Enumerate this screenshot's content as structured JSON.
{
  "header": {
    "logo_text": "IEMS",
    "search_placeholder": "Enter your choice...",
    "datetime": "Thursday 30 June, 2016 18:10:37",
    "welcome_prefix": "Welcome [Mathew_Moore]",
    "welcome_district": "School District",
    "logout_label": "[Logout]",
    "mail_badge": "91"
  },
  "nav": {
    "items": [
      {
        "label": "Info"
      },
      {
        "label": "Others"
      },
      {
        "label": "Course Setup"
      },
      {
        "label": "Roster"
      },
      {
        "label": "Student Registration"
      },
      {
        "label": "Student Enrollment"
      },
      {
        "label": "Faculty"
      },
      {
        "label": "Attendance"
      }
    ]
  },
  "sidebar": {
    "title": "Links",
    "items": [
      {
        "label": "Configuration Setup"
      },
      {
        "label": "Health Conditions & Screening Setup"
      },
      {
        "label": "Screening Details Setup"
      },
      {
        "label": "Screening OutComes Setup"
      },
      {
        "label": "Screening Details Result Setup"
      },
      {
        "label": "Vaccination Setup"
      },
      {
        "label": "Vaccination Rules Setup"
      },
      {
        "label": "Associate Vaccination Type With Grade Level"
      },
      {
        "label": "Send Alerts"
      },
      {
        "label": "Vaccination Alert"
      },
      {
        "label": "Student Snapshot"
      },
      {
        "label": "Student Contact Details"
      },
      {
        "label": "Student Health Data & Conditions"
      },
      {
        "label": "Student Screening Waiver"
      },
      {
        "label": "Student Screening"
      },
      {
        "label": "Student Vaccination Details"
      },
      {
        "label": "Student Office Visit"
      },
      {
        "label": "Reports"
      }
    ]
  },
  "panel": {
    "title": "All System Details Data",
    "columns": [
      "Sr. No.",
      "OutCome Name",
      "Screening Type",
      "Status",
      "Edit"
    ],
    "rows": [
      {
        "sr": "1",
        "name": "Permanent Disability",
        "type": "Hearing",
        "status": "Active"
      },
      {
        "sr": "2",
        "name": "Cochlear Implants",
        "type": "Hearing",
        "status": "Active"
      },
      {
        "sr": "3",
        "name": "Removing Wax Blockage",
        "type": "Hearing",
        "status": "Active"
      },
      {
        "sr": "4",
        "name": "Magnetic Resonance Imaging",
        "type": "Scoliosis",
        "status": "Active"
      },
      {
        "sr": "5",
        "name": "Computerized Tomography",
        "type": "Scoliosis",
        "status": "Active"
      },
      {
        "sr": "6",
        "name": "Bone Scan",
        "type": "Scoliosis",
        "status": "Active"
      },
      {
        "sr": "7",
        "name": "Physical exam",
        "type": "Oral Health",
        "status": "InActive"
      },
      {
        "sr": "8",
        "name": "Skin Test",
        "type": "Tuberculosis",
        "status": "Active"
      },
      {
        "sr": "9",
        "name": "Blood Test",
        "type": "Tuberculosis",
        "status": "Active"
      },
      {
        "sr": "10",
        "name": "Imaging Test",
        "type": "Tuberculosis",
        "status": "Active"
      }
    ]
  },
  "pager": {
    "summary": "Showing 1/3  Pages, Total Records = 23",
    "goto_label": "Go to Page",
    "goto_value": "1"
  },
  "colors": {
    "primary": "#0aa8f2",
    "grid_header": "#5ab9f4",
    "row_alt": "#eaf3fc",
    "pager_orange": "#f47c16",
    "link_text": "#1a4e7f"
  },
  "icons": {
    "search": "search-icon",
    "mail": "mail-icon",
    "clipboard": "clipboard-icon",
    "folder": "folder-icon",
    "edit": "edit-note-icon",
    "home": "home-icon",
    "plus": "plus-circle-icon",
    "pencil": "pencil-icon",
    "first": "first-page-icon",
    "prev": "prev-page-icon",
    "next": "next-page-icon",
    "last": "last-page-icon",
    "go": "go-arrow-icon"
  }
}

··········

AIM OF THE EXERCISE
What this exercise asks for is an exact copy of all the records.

RESULT BELOW
Enumerate this screenshot's content as structured JSON.
{
  "header": {
    "logo_text": "IEMS",
    "search_placeholder": "Enter your choice...",
    "datetime": "Thursday 30 June, 2016 18:10:37",
    "welcome_prefix": "Welcome [Mathew_Moore]",
    "welcome_district": "School District",
    "logout_label": "[Logout]",
    "mail_badge": "91"
  },
  "nav": {
    "items": [
      {
        "label": "Info"
      },
      {
        "label": "Others"
      },
      {
        "label": "Course Setup"
      },
      {
        "label": "Roster"
      },
      {
        "label": "Student Registration"
      },
      {
        "label": "Student Enrollment"
      },
      {
        "label": "Faculty"
      },
      {
        "label": "Attendance"
      }
    ]
  },
  "sidebar": {
    "title": "Links",
    "items": [
      {
        "label": "Configuration Setup"
      },
      {
        "label": "Health Conditions & Screening Setup"
      },
      {
        "label": "Screening Details Setup"
      },
      {
        "label": "Screening OutComes Setup"
      },
      {
        "label": "Screening Details Result Setup"
      },
      {
        "label": "Vaccination Setup"
      },
      {
        "label": "Vaccination Rules Setup"
      },
      {
        "label": "Associate Vaccination Type With Grade Level"
      },
      {
        "label": "Send Alerts"
      },
      {
        "label": "Vaccination Alert"
      },
      {
        "label": "Student Snapshot"
      },
      {
        "label": "Student Contact Details"
      },
      {
        "label": "Student Health Data & Conditions"
      },
      {
        "label": "Student Screening Waiver"
      },
      {
        "label": "Student Screening"
      },
      {
        "label": "Student Vaccination Details"
      },
      {
        "label": "Student Office Visit"
      },
      {
        "label": "Reports"
      }
    ]
  },
  "panel": {
    "title": "All System Details Data",
    "columns": [
      "Sr. No.",
      "OutCome Name",
      "Screening Type",
      "Status",
      "Edit"
    ],
    "rows": [
      {
        "sr": "1",
        "name": "Permanent Disability",
        "type": "Hearing",
        "status": "Active"
      },
      {
        "sr": "2",
        "name": "Cochlear Implants",
        "type": "Hearing",
        "status": "Active"
      },
      {
        "sr": "3",
        "name": "Removing Wax Blockage",
        "type": "Hearing",
        "status": "Active"
      },
      {
        "sr": "4",
        "name": "Magnetic Resonance Imaging",
        "type": "Scoliosis",
        "status": "Active"
      },
      {
        "sr": "5",
        "name": "Computerized Tomography",
        "type": "Scoliosis",
        "status": "Active"
      },
      {
        "sr": "6",
        "name": "Bone Scan",
        "type": "Scoliosis",
        "status": "Active"
      },
      {
        "sr": "7",
        "name": "Physical exam",
        "type": "Oral Health",
        "status": "InActive"
      },
      {
        "sr": "8",
        "name": "Skin Test",
        "type": "Tuberculosis",
        "status": "Active"
      },
      {
        "sr": "9",
        "name": "Blood Test",
        "type": "Tuberculosis",
        "status": "Active"
      },
      {
        "sr": "10",
        "name": "Imaging Test",
        "type": "Tuberculosis",
        "status": "Active"
      }
    ]
  },
  "pager": {
    "summary": "Showing 1/3  Pages, Total Records = 23",
    "goto_label": "Go to Page",
    "goto_value": "1"
  },
  "colors": {
    "primary": "#0aa8f2",
    "grid_header": "#5ab9f4",
    "row_alt": "#eaf3fc",
    "pager_orange": "#f47c16",
    "link_text": "#1a4e7f"
  },
  "icons": {
    "search": "search-icon",
    "mail": "mail-icon",
    "clipboard": "clipboard-icon",
    "folder": "folder-icon",
    "edit": "edit-note-icon",
    "home": "home-icon",
    "plus": "plus-circle-icon",
    "pencil": "pencil-icon",
    "first": "first-page-icon",
    "prev": "prev-page-icon",
    "next": "next-page-icon",
    "last": "last-page-icon",
    "go": "go-arrow-icon"
  }
}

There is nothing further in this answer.